**Exercise goal:** Take each line of the listing that has the string "data" and report it.

**Task material:**
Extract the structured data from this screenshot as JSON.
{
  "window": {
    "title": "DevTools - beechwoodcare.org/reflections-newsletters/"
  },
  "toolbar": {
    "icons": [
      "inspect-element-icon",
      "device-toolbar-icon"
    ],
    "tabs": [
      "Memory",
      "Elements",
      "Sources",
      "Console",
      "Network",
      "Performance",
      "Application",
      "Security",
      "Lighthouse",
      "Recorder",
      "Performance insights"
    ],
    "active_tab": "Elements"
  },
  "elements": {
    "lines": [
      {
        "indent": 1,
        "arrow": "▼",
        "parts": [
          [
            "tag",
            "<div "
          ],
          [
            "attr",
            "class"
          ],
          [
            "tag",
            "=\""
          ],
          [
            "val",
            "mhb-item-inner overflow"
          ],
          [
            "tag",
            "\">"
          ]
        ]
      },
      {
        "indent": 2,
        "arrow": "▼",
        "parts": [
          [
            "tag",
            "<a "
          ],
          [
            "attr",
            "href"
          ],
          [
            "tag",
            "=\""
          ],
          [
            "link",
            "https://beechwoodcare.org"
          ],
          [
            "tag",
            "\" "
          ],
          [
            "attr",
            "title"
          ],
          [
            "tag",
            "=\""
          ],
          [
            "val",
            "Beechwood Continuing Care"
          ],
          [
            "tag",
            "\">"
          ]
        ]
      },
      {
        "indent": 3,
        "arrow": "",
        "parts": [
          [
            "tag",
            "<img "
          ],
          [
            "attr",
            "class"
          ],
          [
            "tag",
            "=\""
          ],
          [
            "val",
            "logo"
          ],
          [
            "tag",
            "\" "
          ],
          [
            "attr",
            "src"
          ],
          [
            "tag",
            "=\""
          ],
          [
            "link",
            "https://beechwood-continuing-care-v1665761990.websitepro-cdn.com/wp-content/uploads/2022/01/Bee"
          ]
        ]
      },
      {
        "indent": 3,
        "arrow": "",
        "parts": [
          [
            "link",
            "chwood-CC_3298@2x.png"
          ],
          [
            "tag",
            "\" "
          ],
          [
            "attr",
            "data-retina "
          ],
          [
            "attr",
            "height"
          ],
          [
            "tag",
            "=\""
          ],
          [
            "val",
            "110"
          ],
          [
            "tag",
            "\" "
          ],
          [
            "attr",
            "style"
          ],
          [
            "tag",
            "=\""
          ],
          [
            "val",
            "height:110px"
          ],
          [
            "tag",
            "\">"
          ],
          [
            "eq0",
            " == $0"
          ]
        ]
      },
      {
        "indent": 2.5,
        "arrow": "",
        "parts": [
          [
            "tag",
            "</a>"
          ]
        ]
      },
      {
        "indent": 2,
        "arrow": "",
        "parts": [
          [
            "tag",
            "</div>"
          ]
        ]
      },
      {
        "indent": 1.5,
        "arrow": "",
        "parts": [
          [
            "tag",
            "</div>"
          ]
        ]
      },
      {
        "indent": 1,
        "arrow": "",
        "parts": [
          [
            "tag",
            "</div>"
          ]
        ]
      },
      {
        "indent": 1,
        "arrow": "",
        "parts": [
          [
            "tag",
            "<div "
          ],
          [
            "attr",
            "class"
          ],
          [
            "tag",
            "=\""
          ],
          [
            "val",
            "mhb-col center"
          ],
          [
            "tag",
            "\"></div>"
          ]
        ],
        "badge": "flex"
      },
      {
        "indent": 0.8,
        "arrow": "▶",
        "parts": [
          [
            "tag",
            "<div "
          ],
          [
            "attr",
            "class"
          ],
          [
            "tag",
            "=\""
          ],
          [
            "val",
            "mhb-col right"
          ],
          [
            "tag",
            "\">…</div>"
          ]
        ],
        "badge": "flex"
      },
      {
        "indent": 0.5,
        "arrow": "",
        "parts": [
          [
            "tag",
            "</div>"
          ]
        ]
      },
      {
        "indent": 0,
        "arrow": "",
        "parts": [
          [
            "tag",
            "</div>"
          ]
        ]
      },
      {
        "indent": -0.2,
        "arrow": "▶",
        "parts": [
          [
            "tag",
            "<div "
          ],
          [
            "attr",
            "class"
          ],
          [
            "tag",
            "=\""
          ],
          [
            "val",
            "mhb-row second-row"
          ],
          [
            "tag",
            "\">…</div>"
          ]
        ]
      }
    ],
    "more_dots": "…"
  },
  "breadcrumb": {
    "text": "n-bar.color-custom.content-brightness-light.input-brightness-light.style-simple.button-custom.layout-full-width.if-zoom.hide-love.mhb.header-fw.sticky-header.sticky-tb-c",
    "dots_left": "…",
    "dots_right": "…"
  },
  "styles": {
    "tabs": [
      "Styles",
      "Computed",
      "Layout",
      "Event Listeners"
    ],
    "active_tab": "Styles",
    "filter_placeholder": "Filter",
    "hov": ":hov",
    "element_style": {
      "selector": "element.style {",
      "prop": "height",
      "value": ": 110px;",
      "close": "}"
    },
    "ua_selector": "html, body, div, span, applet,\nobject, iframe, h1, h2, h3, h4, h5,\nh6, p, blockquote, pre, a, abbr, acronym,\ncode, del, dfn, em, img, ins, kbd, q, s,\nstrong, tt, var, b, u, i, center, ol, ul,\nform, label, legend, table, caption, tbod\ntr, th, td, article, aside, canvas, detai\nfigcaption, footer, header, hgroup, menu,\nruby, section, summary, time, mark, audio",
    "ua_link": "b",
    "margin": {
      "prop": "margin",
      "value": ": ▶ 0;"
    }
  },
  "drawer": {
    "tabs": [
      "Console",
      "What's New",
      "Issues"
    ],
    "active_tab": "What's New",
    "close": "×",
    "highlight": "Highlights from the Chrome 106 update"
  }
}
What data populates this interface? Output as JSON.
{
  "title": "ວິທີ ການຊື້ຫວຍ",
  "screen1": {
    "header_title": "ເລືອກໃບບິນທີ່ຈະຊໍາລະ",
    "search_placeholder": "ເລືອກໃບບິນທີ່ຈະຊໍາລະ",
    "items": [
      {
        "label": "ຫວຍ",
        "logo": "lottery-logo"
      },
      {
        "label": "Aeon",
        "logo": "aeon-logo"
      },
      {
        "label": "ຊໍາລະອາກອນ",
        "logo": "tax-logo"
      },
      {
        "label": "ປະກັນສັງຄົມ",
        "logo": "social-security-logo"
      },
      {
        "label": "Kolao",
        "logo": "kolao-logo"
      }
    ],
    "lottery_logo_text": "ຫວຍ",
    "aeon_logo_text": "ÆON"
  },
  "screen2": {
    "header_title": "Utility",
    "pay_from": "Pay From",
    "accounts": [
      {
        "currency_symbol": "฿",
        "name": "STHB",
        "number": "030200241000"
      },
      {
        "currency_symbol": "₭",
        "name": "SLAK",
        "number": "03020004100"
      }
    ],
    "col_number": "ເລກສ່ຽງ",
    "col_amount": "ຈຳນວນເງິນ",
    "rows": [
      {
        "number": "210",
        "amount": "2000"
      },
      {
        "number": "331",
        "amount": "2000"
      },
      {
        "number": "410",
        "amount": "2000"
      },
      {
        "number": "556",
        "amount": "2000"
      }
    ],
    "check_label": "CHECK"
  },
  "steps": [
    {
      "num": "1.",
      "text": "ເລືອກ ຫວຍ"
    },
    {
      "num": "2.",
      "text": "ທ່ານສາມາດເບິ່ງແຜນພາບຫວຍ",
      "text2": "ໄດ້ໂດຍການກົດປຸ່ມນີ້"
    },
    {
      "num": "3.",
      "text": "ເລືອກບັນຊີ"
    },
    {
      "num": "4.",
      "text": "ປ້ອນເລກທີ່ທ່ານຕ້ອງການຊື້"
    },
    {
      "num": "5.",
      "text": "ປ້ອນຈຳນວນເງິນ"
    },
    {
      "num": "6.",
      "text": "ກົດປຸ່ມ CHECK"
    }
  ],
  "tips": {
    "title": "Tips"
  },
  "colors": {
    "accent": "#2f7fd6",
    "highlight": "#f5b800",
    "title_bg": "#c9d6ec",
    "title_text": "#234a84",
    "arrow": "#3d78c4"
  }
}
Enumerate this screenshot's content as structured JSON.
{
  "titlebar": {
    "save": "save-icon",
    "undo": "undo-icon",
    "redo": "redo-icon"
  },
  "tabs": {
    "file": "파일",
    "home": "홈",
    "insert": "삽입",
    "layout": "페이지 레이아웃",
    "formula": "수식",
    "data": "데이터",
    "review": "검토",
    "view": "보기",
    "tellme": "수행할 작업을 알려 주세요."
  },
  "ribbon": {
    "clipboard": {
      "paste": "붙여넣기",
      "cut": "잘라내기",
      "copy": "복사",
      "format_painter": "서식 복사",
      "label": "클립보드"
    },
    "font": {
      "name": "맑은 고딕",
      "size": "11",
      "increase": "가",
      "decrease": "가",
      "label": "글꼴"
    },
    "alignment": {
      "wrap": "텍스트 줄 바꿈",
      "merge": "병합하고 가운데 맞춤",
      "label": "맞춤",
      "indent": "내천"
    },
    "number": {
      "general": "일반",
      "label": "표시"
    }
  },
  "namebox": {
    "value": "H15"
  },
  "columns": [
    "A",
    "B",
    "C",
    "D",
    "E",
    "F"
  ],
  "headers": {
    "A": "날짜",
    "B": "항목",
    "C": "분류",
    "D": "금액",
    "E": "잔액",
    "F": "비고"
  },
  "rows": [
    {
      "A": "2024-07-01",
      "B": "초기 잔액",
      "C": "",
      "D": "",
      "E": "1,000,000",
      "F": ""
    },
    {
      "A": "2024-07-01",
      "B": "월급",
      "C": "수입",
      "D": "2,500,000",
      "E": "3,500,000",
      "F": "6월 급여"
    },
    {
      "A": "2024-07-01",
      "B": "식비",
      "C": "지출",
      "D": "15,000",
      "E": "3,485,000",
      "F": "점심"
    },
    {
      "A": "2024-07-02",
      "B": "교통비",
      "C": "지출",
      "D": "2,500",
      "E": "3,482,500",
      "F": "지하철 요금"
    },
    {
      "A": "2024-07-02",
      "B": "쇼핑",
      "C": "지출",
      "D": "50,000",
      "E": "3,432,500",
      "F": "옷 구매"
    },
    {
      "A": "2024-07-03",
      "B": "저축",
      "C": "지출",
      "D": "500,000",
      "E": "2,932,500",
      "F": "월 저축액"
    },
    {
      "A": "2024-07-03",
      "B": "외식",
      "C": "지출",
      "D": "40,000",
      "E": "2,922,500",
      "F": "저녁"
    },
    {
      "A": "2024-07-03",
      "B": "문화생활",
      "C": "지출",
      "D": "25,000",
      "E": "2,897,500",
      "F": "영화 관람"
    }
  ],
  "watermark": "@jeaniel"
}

**Answer to the exercise:**
Extract the structured data from this screenshot as JSON.
            "data-retina "
What data populates this interface? Output as JSON.
    "data": "데이터",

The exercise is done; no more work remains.